> **Supplied data**
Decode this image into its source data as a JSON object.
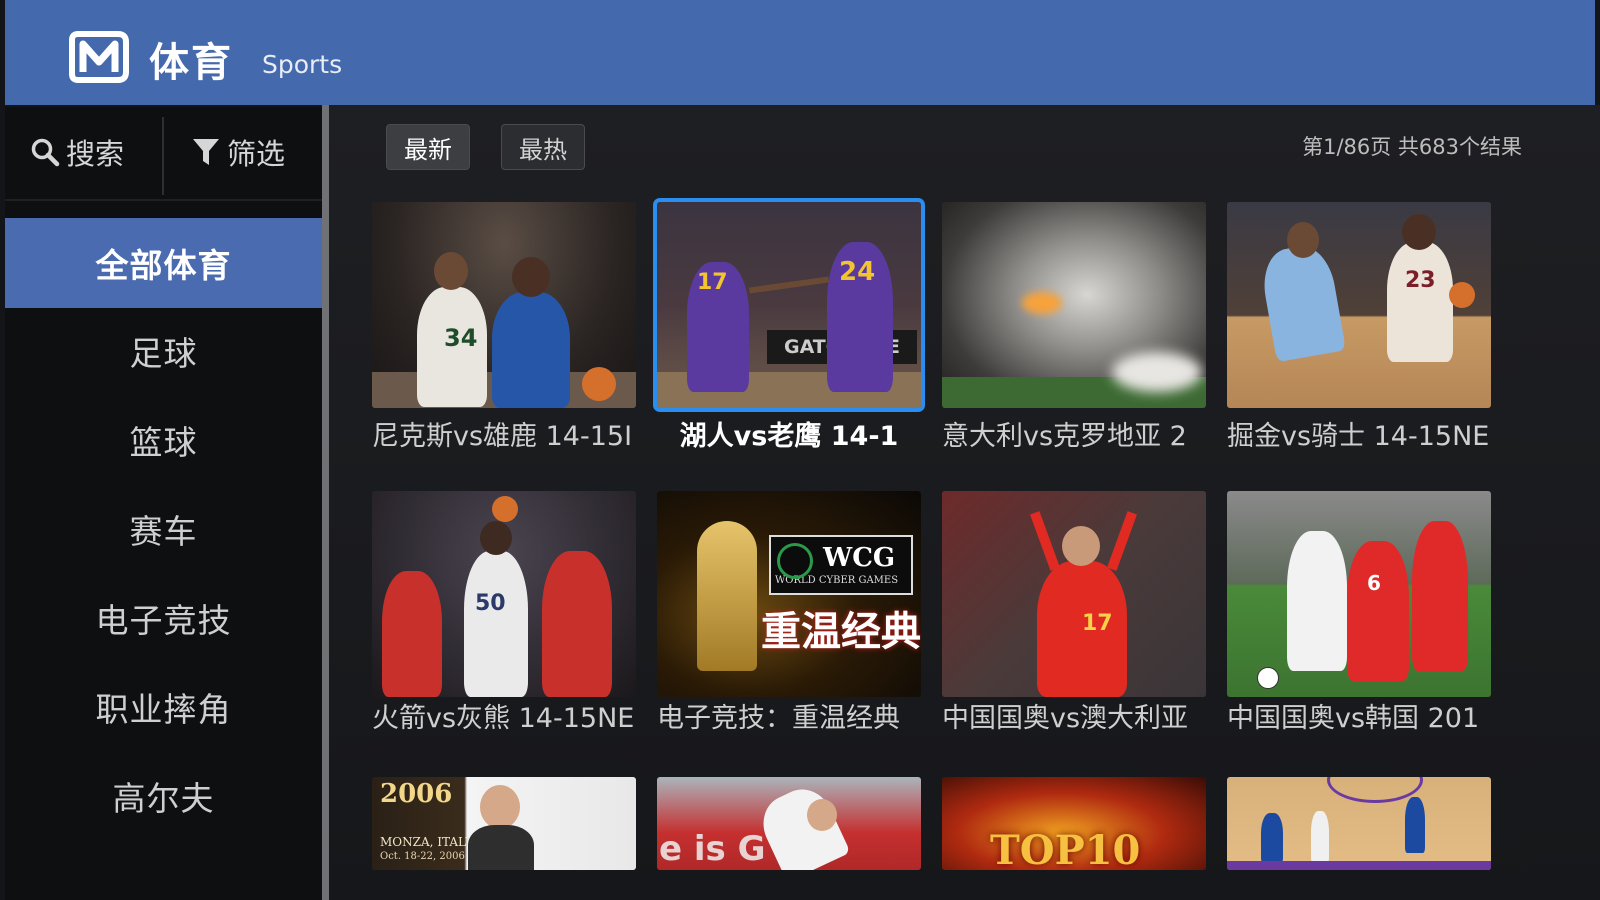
{
  "header": {
    "title": "体育",
    "subtitle": "Sports"
  },
  "sidebar": {
    "search_label": "搜索",
    "filter_label": "筛选",
    "categories": [
      {
        "label": "全部体育",
        "active": true
      },
      {
        "label": "足球"
      },
      {
        "label": "篮球"
      },
      {
        "label": "赛车"
      },
      {
        "label": "电子竞技"
      },
      {
        "label": "职业摔角"
      },
      {
        "label": "高尔夫"
      }
    ]
  },
  "sort": {
    "latest": "最新",
    "hottest": "最热",
    "active": "latest"
  },
  "page_info": "第1/86页 共683个结果",
  "grid": {
    "items": [
      {
        "caption": "尼克斯vs雄鹿 14-15I",
        "jersey": "34"
      },
      {
        "caption": "湖人vs老鹰 14-1",
        "jersey": "24",
        "jersey2": "17",
        "sign": "GATORADE",
        "focused": true
      },
      {
        "caption": "意大利vs克罗地亚 2"
      },
      {
        "caption": "掘金vs骑士 14-15NE",
        "jersey": "23"
      },
      {
        "caption": "火箭vs灰熊 14-15NE",
        "jersey": "50"
      },
      {
        "caption": "电子竞技：重温经典",
        "logo": "WCG",
        "logo_sub": "WORLD CYBER GAMES",
        "overlay": "重温经典"
      },
      {
        "caption": "中国国奥vs澳大利亚",
        "jersey": "17"
      },
      {
        "caption": "中国国奥vs韩国 201",
        "jersey": "6"
      },
      {
        "year": "2006",
        "place": "MONZA, ITALY",
        "date": "Oct. 18-22, 2006"
      },
      {
        "banner_text": "e is G"
      },
      {
        "overlay": "TOP10"
      },
      {}
    ]
  },
  "colors": {
    "header": "#4469ad",
    "active_category": "#4a6bb0",
    "focus_border": "#2a8ef0"
  }
}
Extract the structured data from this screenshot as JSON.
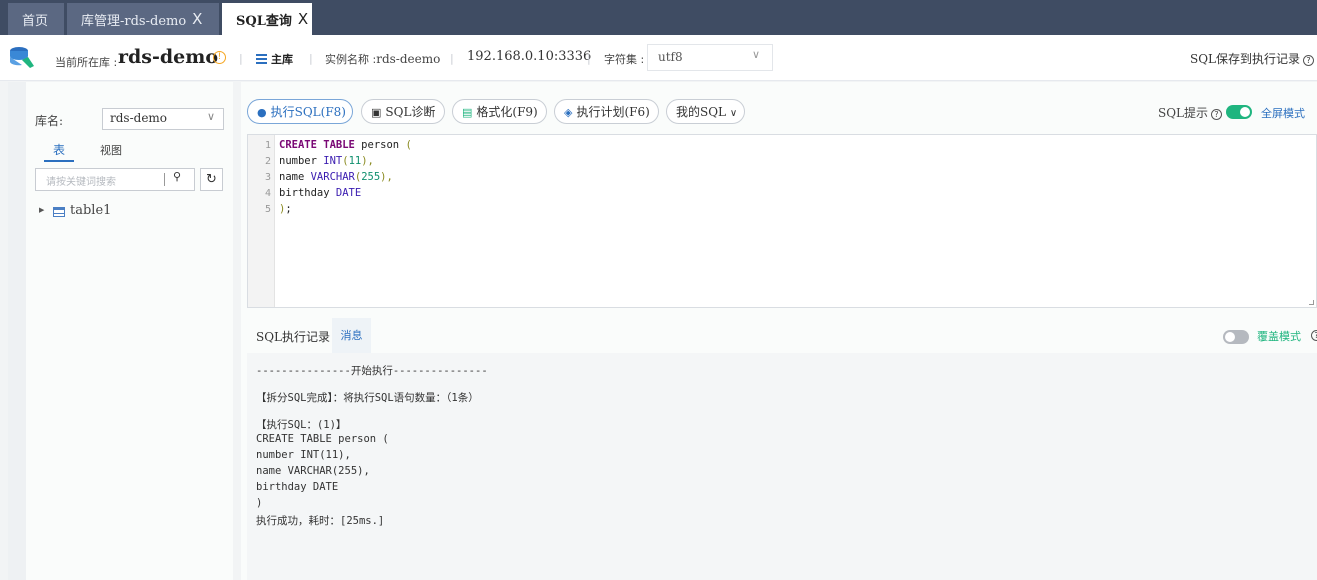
{
  "tabs": [
    {
      "label": "首页",
      "closable": false,
      "active": false
    },
    {
      "label": "库管理-rds-demo",
      "closable": true,
      "active": false
    },
    {
      "label": "SQL查询",
      "closable": true,
      "active": true
    }
  ],
  "close_glyph": "X",
  "infobar": {
    "current_db_label": "当前所在库 :",
    "current_db": "rds-demo",
    "info_icon": "!",
    "separator": "|",
    "master_label": "主库",
    "instance_label": "实例名称 :",
    "instance_name": "rds-deemo",
    "host": "192.168.0.10:3336",
    "charset_label": "字符集 :",
    "charset_value": "utf8",
    "save_label": "SQL保存到执行记录",
    "help_glyph": "?"
  },
  "sidebar": {
    "db_label": "库名:",
    "db_value": "rds-demo",
    "tab_table": "表",
    "tab_view": "视图",
    "search_placeholder": "请按关键词搜索",
    "search_icon_glyph": "⚲",
    "refresh_glyph": "↻",
    "tree": [
      {
        "label": "table1",
        "arrow": "▶"
      }
    ]
  },
  "toolbar": {
    "execute": "执行SQL(F8)",
    "diagnose": "SQL诊断",
    "format": "格式化(F9)",
    "plan": "执行计划(F6)",
    "my_sql": "我的SQL",
    "chevron": "∨",
    "sql_hint": "SQL提示",
    "sql_hint_enabled": true,
    "fullscreen": "全屏模式"
  },
  "editor": {
    "line_numbers": [
      "1",
      "2",
      "3",
      "4",
      "5"
    ],
    "lines": [
      {
        "kw": "CREATE TABLE",
        "rest": " person ",
        "p": "("
      },
      {
        "id": "number ",
        "ty": "INT",
        "p1": "(",
        "num": "11",
        "p2": "),"
      },
      {
        "id": "name ",
        "ty": "VARCHAR",
        "p1": "(",
        "num": "255",
        "p2": "),"
      },
      {
        "id": "birthday ",
        "ty": "DATE"
      },
      {
        "p": ")",
        "rest": ";"
      }
    ]
  },
  "results": {
    "tab_history": "SQL执行记录",
    "tab_message": "消息",
    "overwrite_mode": "覆盖模式",
    "overwrite_enabled": false,
    "lines": [
      "---------------开始执行---------------",
      "【拆分SQL完成】：将执行SQL语句数量：（1条）",
      "【执行SQL：(1)】",
      "CREATE TABLE person (",
      "number INT(11),",
      "name VARCHAR(255),",
      "birthday DATE",
      ")",
      "执行成功，耗时：[25ms.]"
    ]
  },
  "colors": {
    "tabbar_bg": "#3f4c63",
    "accent_blue": "#2b6fbf",
    "accent_green": "#1fb57f",
    "warning_orange": "#f5a623"
  }
}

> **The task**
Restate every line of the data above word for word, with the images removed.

> **Answer to this task**
Decode this image into its source data as a JSON object.
{
  "header": {
    "title": "体育",
    "subtitle": "Sports"
  },
  "sidebar": {
    "search_label": "搜索",
    "filter_label": "筛选",
    "categories": [
      {
        "label": "全部体育",
        "active": true
      },
      {
        "label": "足球"
      },
      {
        "label": "篮球"
      },
      {
        "label": "赛车"
      },
      {
        "label": "电子竞技"
      },
      {
        "label": "职业摔角"
      },
      {
        "label": "高尔夫"
      }
    ]
  },
  "sort": {
    "latest": "最新",
    "hottest": "最热",
    "active": "latest"
  },
  "page_info": "第1/86页 共683个结果",
  "grid": {
    "items": [
      {
        "caption": "尼克斯vs雄鹿 14-15I",
        "jersey": "34"
      },
      {
        "caption": "湖人vs老鹰 14-1",
        "jersey": "24",
        "jersey2": "17",
        "sign": "GATORADE",
        "focused": true
      },
      {
        "caption": "意大利vs克罗地亚 2"
      },
      {
        "caption": "掘金vs骑士 14-15NE",
        "jersey": "23"
      },
      {
        "caption": "火箭vs灰熊 14-15NE",
        "jersey": "50"
      },
      {
        "caption": "电子竞技：重温经典",
        "logo": "WCG",
        "logo_sub": "WORLD CYBER GAMES",
        "overlay": "重温经典"
      },
      {
        "caption": "中国国奥vs澳大利亚",
        "jersey": "17"
      },
      {
        "caption": "中国国奥vs韩国 201",
        "jersey": "6"
      },
      {
        "year": "2006",
        "place": "MONZA, ITALY",
        "date": "Oct. 18-22, 2006"
      },
      {
        "banner_text": "e is G"
      },
      {
        "overlay": "TOP10"
      },
      {}
    ]
  },
  "colors": {
    "header": "#4469ad",
    "active_category": "#4a6bb0",
    "focus_border": "#2a8ef0"
  }
}
Extract the structured data from this screenshot as JSON.
{
  "tabs": [
    {
      "label": "首页",
      "closable": false,
      "active": false
    },
    {
      "label": "库管理-rds-demo",
      "closable": true,
      "active": false
    },
    {
      "label": "SQL查询",
      "closable": true,
      "active": true
    }
  ],
  "close_glyph": "X",
  "infobar": {
    "current_db_label": "当前所在库 :",
    "current_db": "rds-demo",
    "info_icon": "!",
    "separator": "|",
    "master_label": "主库",
    "instance_label": "实例名称 :",
    "instance_name": "rds-deemo",
    "host": "192.168.0.10:3336",
    "charset_label": "字符集 :",
    "charset_value": "utf8",
    "save_label": "SQL保存到执行记录",
    "help_glyph": "?"
  },
  "sidebar": {
    "db_label": "库名:",
    "db_value": "rds-demo",
    "tab_table": "表",
    "tab_view": "视图",
    "search_placeholder": "请按关键词搜索",
    "search_icon_glyph": "⚲",
    "refresh_glyph": "↻",
    "tree": [
      {
        "label": "table1",
        "arrow": "▶"
      }
    ]
  },
  "toolbar": {
    "execute": "执行SQL(F8)",
    "diagnose": "SQL诊断",
    "format": "格式化(F9)",
    "plan": "执行计划(F6)",
    "my_sql": "我的SQL",
    "chevron": "∨",
    "sql_hint": "SQL提示",
    "sql_hint_enabled": true,
    "fullscreen": "全屏模式"
  },
  "editor": {
    "line_numbers": [
      "1",
      "2",
      "3",
      "4",
      "5"
    ],
    "lines": [
      {
        "kw": "CREATE TABLE",
        "rest": " person ",
        "p": "("
      },
      {
        "id": "number ",
        "ty": "INT",
        "p1": "(",
        "num": "11",
        "p2": "),"
      },
      {
        "id": "name ",
        "ty": "VARCHAR",
        "p1": "(",
        "num": "255",
        "p2": "),"
      },
      {
        "id": "birthday ",
        "ty": "DATE"
      },
      {
        "p": ")",
        "rest": ";"
      }
    ]
  },
  "results": {
    "tab_history": "SQL执行记录",
    "tab_message": "消息",
    "overwrite_mode": "覆盖模式",
    "overwrite_enabled": false,
    "lines": [
      "---------------开始执行---------------",
      "【拆分SQL完成】：将执行SQL语句数量：（1条）",
      "【执行SQL：(1)】",
      "CREATE TABLE person (",
      "number INT(11),",
      "name VARCHAR(255),",
      "birthday DATE",
      ")",
      "执行成功，耗时：[25ms.]"
    ]
  },
  "colors": {
    "tabbar_bg": "#3f4c63",
    "accent_blue": "#2b6fbf",
    "accent_green": "#1fb57f",
    "warning_orange": "#f5a623"
  }
}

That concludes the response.